I often hear people say that they love the peace and quiet of a small country town, but I wonder if its because they unconsciously feel something comforting in its soul. I wonder if the rusted sign of an abandoned gas station, or the boarded up windows of an old general store, reflect the deeper emotions kept locked up inside them.
It's as if the hurt attracts more hurt, anger attracts more anger, creating a cycle that continues itself generation after generation. Maybe I never wanted to stop in Jacumba for those reasons. Maybe I don't want to admit to myself that I belong in a place like this. Perhaps I'm not quite ready to stop running.
Old Highway 80 is like the forgotten sibling of Old Route 66. One of the original "plank roads" of the 1920s, it had been a two-lane highway that connected San Diego with Yuma and stretched all the way to the Georgia coast. It meandered through the hills and valleys of eastern San Diego County, providing financial support for little towns like Descanso, Boulevard, and Jacumba.

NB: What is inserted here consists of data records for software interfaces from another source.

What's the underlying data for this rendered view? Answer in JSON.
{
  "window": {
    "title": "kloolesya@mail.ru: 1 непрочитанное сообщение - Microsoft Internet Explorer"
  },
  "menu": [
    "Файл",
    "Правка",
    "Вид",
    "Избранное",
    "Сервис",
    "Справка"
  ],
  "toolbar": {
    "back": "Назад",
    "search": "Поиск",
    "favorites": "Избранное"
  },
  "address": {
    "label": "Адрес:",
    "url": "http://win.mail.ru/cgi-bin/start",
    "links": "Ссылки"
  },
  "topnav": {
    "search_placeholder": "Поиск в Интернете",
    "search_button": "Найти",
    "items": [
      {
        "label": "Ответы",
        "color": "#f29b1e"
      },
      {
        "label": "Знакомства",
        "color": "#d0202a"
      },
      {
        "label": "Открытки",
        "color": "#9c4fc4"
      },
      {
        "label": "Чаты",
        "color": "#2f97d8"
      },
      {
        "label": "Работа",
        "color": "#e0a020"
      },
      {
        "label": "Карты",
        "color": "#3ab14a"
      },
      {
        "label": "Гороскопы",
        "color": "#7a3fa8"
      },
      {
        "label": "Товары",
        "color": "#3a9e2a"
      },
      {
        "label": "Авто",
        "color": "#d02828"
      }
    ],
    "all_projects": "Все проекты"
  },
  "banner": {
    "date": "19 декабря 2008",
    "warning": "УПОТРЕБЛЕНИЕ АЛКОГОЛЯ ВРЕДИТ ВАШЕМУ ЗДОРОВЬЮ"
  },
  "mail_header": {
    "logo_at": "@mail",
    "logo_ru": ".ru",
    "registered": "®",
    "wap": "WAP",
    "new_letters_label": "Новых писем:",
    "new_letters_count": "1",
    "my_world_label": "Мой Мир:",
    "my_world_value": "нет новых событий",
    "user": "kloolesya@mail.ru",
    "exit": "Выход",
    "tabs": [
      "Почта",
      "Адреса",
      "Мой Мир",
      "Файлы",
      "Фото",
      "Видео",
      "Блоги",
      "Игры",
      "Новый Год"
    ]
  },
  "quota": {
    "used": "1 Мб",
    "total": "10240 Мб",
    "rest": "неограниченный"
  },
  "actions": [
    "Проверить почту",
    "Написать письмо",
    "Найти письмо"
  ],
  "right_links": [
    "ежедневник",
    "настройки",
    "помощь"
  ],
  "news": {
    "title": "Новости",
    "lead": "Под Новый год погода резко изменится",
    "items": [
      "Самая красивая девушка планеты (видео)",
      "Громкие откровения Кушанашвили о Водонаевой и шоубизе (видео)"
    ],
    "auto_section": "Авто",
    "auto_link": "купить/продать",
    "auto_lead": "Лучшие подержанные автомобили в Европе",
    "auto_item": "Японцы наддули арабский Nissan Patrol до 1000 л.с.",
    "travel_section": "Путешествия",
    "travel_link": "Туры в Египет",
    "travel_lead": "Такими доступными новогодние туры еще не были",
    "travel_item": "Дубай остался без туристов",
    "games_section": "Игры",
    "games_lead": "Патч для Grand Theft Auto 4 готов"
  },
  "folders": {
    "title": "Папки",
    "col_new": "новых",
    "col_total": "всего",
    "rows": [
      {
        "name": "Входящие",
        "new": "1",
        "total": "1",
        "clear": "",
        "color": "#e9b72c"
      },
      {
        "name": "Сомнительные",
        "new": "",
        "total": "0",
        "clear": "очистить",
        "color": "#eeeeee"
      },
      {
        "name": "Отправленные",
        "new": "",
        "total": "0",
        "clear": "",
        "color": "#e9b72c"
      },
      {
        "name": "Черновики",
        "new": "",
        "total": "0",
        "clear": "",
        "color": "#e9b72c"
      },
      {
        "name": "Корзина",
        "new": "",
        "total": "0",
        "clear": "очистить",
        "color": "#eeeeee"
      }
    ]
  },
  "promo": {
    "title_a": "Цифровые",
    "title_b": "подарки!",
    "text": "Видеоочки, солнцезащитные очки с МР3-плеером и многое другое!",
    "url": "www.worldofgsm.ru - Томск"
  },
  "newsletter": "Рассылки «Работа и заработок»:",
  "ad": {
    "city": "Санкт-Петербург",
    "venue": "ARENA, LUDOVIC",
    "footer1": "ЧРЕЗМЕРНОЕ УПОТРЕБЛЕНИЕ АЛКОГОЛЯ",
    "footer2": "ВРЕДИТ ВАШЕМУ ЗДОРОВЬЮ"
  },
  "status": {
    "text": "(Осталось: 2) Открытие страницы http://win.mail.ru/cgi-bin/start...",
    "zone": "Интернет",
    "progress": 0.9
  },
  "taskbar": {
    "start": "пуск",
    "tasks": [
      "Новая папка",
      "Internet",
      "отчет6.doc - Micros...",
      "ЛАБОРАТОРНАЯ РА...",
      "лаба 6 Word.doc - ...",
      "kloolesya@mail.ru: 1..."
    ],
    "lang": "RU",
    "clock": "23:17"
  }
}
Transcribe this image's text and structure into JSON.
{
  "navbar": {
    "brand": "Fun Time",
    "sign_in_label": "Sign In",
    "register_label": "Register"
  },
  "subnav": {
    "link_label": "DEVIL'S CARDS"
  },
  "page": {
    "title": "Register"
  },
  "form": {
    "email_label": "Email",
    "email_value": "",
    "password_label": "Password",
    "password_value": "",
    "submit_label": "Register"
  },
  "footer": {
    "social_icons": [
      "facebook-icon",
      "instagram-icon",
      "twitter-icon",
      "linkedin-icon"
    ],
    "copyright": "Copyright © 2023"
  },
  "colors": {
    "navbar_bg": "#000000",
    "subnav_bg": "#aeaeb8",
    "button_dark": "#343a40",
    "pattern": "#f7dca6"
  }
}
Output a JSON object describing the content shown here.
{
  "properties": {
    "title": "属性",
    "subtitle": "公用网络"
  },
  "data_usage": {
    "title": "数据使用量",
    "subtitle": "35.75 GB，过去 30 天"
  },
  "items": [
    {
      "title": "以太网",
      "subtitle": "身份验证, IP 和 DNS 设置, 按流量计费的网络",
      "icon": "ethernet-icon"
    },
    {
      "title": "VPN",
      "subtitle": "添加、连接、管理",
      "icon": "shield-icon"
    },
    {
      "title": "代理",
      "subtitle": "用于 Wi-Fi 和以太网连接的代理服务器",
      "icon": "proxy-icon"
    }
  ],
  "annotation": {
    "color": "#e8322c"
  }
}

Jacumba was blessed to have a hot mineral spring nearby. In the 1920s and '30s, it attracted the biggest Hollywood celebrities, many of whom made Jacumba their top destination for relaxation. But being located so far south, along the border with Mexico, it couldn't compete with rival hot springs located further north. Business began to decline. By the time Interstate 8 opened up, traffic along Old Highway 80 fell to a trickle, and Jacumba dried up.
But it's not all dead yet.
The proprietor of Mountain Sage Market, the town's only store and deli, seemed all too happy to make us a sandwich and salad. His business seems to be the magnet that defines the center of the city, attracting everyone including the out-of-towners.
One lady walked in announcing that she was ready to go sober starting tomorrow, beaming as if she had found Jesus and finally discovered the light, though she came in to buy one last supply of beer for the night.
Another guy was called to a car by his mother who yelled at him to stop hanging around "those tweakers".
A woman led her children past our motorcycles, and one of them saw the stickers on Sash's helmet saying, "that must be a girl's helmet".
There was even one shy little girl who flirted with Sash at the deli counter, wearing a fuzzy giraffe hoodie, holding the hand of a woman with some kind of gang insignia tattooed to her chest.
Little bursts of light sometimes come from the most unlikely of places. But way out in the fringes of civilization, where few ever care to go, the shadows seems to grow too long.
I can't help thinking that a place like Jacumba might become my home someday. There could be a time when I'm too tired and weak for the 24/7 madness that is downtown corporate America. When I can't stand the sirens, the weekend partiers, and the roar of jet planes taking off at 6:00am, maybe this is the place where I'll hide, nestled beneath of a canopy of oaks and protected by a pack of rescued pitbulls.
But I also can't helping thinking that Jacumba could grow into a more vibrant city if it could only break free from the ghosts of its memories. The only thing holding it back are the folks who seem to relish the loneliness and hurt. I wonder if they'd resist changes that brought in more visitors, more traffic, more noise. The feelings of abandonment, the pain of humiliation, seems well fed in the remnants of a forgotten town. The few glimmers of hope radiating from a handful of residents are just enough to leave visitors with a reason to return.